Four Building Blocks of Brand
As the number of nonprofit organizations grows — and competition among nonprofits with it — the need for strong branding among organizations has never been greater. In his white paper “Building the Nonprofit Brand From the Inside Out,” Carlo M. Cuesta, managing partner at Creation In Common LLC, a St. Paul, Minn.-base provider of strategic knowledge and services for nonprofit foundations and government agencies, says nonprofits need to do more these days than simply express a need. It’s more necessary than ever to both communicate a message and deliver on it. This builds organizational value, which can result in a brand identity that attracts constituents and their investments.
Creation In Common recommends the following four key elements as part of its brand model: mission and values; promises; results; and participant and supporter perceptions.
1. Mission and values. Cuesta advises organizations to cultivate a shared understanding among board members and staff of why the organization exists and its guiding principles.
2. Promises. Promises put your mission and values into action by stating how your organization will act on its mission. Come up with an agenda for your organization that lists goals, objectives and priorities. Promises should be based on the capabilities of your organization, the needs of those you serve and what your supporters want to see you accomplish.
3. Results. In order to reinforce a positive brand, you must be able to deliver on your promises.
4. Participant and supporter perceptions. Your organization’s brand, Cuesta writes, ultimately is defined by how participants and supporters perceive your results. In order to constantly convey to participants and supporters that you are delivering value, Cuesta says organizations need to create what he calls a positive brand environment.
To create a positive brand environment, an organization needs a:
* Brand message, or core idea that conveys the value the organization creates;
* Brand voice, or what the brand message sounds like when it’s delivered. Cuesta recommends organizations consider what their theme song might be. This might be an indication of your brand voice, e.g., soft, strong, etc.

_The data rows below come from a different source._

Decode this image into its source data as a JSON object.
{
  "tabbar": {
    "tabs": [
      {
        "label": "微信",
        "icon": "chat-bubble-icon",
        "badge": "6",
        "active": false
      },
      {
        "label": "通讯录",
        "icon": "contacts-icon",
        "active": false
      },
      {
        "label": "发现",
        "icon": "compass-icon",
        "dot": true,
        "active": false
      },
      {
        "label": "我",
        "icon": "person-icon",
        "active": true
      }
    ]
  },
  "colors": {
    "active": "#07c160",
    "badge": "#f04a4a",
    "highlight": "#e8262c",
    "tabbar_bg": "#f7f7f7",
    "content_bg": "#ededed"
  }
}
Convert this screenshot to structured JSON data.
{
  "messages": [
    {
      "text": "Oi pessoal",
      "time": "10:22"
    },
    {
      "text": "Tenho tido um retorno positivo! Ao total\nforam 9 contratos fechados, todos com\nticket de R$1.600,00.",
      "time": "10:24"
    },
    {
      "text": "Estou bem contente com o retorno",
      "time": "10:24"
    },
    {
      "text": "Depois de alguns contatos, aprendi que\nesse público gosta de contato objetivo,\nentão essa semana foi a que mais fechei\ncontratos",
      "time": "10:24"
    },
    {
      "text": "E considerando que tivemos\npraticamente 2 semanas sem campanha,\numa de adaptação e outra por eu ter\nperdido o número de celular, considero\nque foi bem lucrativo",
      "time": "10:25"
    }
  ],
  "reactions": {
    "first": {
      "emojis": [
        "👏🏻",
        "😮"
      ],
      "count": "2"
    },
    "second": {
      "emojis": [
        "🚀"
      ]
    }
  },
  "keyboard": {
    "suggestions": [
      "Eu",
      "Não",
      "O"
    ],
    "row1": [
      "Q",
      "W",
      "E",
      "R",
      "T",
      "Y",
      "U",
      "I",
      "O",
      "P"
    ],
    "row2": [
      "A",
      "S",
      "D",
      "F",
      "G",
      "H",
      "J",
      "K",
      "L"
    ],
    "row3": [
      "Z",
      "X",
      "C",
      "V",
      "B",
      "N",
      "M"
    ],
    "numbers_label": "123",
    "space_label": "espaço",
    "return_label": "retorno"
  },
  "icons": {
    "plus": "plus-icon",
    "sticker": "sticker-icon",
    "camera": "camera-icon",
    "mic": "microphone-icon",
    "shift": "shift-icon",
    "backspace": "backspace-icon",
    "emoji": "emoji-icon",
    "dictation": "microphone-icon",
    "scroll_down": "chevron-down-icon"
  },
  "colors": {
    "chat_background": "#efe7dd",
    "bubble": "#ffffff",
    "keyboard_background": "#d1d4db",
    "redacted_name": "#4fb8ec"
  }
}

* Brand touch points, or the ways the brand message is communicated. Examples are direct-mail or e-mail campaigns; special events; or in a brochure. Touch points become the ways participants and supporters recognize your brand.
Once your brand is built, make it a point to ensure that what you promise is delivered and communicated in the present and for the long term.
Carlo M. Cuesta can be reached via email@example.com. To read this complete white paper: www.creationincommon.com/doc/BuildingtheNonprofitBrand.pdf